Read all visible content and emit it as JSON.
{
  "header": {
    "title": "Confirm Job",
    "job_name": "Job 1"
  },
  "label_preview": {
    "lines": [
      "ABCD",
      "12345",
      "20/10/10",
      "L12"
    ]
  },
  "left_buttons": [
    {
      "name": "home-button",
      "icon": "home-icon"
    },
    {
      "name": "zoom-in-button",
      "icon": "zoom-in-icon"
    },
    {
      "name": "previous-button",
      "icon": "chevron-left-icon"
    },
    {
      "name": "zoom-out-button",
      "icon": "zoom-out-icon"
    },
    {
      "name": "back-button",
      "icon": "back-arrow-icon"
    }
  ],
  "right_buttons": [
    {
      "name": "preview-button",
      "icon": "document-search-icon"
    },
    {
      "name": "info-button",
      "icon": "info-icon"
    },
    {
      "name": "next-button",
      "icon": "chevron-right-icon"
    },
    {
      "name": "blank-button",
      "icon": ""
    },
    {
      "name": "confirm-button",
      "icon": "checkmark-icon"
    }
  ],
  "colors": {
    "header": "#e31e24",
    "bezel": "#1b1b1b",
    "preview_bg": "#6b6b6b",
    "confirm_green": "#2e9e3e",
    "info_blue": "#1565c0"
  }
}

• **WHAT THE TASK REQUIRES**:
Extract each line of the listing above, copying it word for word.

• **EXPECTED OUTPUT**:
Read all visible content and emit it as JSON.
{
  "header": {
    "title": "Confirm Job",
    "job_name": "Job 1"
  },
  "label_preview": {
    "lines": [
      "ABCD",
      "12345",
      "20/10/10",
      "L12"
    ]
  },
  "left_buttons": [
    {
      "name": "home-button",
      "icon": "home-icon"
    },
    {
      "name": "zoom-in-button",
      "icon": "zoom-in-icon"
    },
    {
      "name": "previous-button",
      "icon": "chevron-left-icon"
    },
    {
      "name": "zoom-out-button",
      "icon": "zoom-out-icon"
    },
    {
      "name": "back-button",
      "icon": "back-arrow-icon"
    }
  ],
  "right_buttons": [
    {
      "name": "preview-button",
      "icon": "document-search-icon"
    },
    {
      "name": "info-button",
      "icon": "info-icon"
    },
    {
      "name": "next-button",
      "icon": "chevron-right-icon"
    },
    {
      "name": "blank-button",
      "icon": ""
    },
    {
      "name": "confirm-button",
      "icon": "checkmark-icon"
    }
  ],
  "colors": {
    "header": "#e31e24",
    "bezel": "#1b1b1b",
    "preview_bg": "#6b6b6b",
    "confirm_green": "#2e9e3e",
    "info_blue": "#1565c0"
  }
}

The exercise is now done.